*Task to complete:* Reproduce the entries so that every line matches the original exactly.

*** Opening of Dataset records ***

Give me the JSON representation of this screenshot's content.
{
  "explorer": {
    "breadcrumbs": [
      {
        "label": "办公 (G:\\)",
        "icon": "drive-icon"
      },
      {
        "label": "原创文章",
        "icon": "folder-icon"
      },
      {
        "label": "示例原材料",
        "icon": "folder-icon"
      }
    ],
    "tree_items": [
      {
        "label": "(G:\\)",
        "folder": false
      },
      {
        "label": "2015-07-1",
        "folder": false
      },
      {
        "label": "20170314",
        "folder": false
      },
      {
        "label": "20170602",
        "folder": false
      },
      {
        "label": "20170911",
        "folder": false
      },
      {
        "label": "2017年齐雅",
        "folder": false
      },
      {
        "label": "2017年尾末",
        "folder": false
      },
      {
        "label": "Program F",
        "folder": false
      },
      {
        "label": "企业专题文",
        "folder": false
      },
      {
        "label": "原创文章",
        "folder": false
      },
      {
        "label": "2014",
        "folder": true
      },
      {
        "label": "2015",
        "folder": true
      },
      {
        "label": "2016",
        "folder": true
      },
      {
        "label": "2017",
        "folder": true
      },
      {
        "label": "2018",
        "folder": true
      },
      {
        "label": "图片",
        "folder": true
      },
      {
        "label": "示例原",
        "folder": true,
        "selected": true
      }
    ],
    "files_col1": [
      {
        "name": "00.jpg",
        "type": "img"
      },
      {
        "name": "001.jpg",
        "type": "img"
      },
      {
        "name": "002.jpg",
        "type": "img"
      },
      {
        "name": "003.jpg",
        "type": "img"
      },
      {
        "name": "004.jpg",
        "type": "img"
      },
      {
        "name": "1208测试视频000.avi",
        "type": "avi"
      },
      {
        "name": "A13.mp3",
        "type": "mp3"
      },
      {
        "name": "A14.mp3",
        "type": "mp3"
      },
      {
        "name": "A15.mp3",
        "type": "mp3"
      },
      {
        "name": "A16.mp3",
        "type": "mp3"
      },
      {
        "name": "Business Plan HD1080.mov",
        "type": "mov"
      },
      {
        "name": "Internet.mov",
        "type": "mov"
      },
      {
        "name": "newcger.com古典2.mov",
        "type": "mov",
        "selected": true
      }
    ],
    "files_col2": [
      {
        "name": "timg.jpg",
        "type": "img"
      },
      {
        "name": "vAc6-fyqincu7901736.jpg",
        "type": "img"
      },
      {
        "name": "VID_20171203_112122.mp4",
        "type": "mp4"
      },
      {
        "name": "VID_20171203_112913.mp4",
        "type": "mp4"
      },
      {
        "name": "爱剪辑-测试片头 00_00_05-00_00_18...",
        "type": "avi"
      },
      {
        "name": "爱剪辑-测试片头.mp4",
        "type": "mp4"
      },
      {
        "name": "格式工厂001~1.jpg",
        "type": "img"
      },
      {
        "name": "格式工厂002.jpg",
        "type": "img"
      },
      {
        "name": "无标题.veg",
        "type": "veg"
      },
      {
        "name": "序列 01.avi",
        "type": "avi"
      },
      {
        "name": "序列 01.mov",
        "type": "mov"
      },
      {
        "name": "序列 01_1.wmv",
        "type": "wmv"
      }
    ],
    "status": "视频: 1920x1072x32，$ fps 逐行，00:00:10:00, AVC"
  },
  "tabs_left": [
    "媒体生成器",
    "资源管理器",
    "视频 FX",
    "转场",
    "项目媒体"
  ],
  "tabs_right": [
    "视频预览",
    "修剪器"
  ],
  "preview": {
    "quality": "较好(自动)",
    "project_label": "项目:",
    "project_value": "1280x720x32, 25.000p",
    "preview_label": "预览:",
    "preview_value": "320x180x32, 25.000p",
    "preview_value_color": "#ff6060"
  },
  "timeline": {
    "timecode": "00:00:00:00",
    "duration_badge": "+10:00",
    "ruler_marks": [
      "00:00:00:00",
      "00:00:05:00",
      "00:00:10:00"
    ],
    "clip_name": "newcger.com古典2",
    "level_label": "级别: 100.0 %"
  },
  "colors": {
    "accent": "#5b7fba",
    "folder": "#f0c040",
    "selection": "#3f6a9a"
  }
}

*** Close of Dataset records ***

*Result of this exercise:*
Give me the JSON representation of this screenshot's content.
{
  "explorer": {
    "breadcrumbs": [
      {
        "label": "办公 (G:\\)",
        "icon": "drive-icon"
      },
      {
        "label": "原创文章",
        "icon": "folder-icon"
      },
      {
        "label": "示例原材料",
        "icon": "folder-icon"
      }
    ],
    "tree_items": [
      {
        "label": "(G:\\)",
        "folder": false
      },
      {
        "label": "2015-07-1",
        "folder": false
      },
      {
        "label": "20170314",
        "folder": false
      },
      {
        "label": "20170602",
        "folder": false
      },
      {
        "label": "20170911",
        "folder": false
      },
      {
        "label": "2017年齐雅",
        "folder": false
      },
      {
        "label": "2017年尾末",
        "folder": false
      },
      {
        "label": "Program F",
        "folder": false
      },
      {
        "label": "企业专题文",
        "folder": false
      },
      {
        "label": "原创文章",
        "folder": false
      },
      {
        "label": "2014",
        "folder": true
      },
      {
        "label": "2015",
        "folder": true
      },
      {
        "label": "2016",
        "folder": true
      },
      {
        "label": "2017",
        "folder": true
      },
      {
        "label": "2018",
        "folder": true
      },
      {
        "label": "图片",
        "folder": true
      },
      {
        "label": "示例原",
        "folder": true,
        "selected": true
      }
    ],
    "files_col1": [
      {
        "name": "00.jpg",
        "type": "img"
      },
      {
        "name": "001.jpg",
        "type": "img"
      },
      {
        "name": "002.jpg",
        "type": "img"
      },
      {
        "name": "003.jpg",
        "type": "img"
      },
      {
        "name": "004.jpg",
        "type": "img"
      },
      {
        "name": "1208测试视频000.avi",
        "type": "avi"
      },
      {
        "name": "A13.mp3",
        "type": "mp3"
      },
      {
        "name": "A14.mp3",
        "type": "mp3"
      },
      {
        "name": "A15.mp3",
        "type": "mp3"
      },
      {
        "name": "A16.mp3",
        "type": "mp3"
      },
      {
        "name": "Business Plan HD1080.mov",
        "type": "mov"
      },
      {
        "name": "Internet.mov",
        "type": "mov"
      },
      {
        "name": "newcger.com古典2.mov",
        "type": "mov",
        "selected": true
      }
    ],
    "files_col2": [
      {
        "name": "timg.jpg",
        "type": "img"
      },
      {
        "name": "vAc6-fyqincu7901736.jpg",
        "type": "img"
      },
      {
        "name": "VID_20171203_112122.mp4",
        "type": "mp4"
      },
      {
        "name": "VID_20171203_112913.mp4",
        "type": "mp4"
      },
      {
        "name": "爱剪辑-测试片头 00_00_05-00_00_18...",
        "type": "avi"
      },
      {
        "name": "爱剪辑-测试片头.mp4",
        "type": "mp4"
      },
      {
        "name": "格式工厂001~1.jpg",
        "type": "img"
      },
      {
        "name": "格式工厂002.jpg",
        "type": "img"
      },
      {
        "name": "无标题.veg",
        "type": "veg"
      },
      {
        "name": "序列 01.avi",
        "type": "avi"
      },
      {
        "name": "序列 01.mov",
        "type": "mov"
      },
      {
        "name": "序列 01_1.wmv",
        "type": "wmv"
      }
    ],
    "status": "视频: 1920x1072x32，$ fps 逐行，00:00:10:00, AVC"
  },
  "tabs_left": [
    "媒体生成器",
    "资源管理器",
    "视频 FX",
    "转场",
    "项目媒体"
  ],
  "tabs_right": [
    "视频预览",
    "修剪器"
  ],
  "preview": {
    "quality": "较好(自动)",
    "project_label": "项目:",
    "project_value": "1280x720x32, 25.000p",
    "preview_label": "预览:",
    "preview_value": "320x180x32, 25.000p",
    "preview_value_color": "#ff6060"
  },
  "timeline": {
    "timecode": "00:00:00:00",
    "duration_badge": "+10:00",
    "ruler_marks": [
      "00:00:00:00",
      "00:00:05:00",
      "00:00:10:00"
    ],
    "clip_name": "newcger.com古典2",
    "level_label": "级别: 100.0 %"
  },
  "colors": {
    "accent": "#5b7fba",
    "folder": "#f0c040",
    "selection": "#3f6a9a"
  }
}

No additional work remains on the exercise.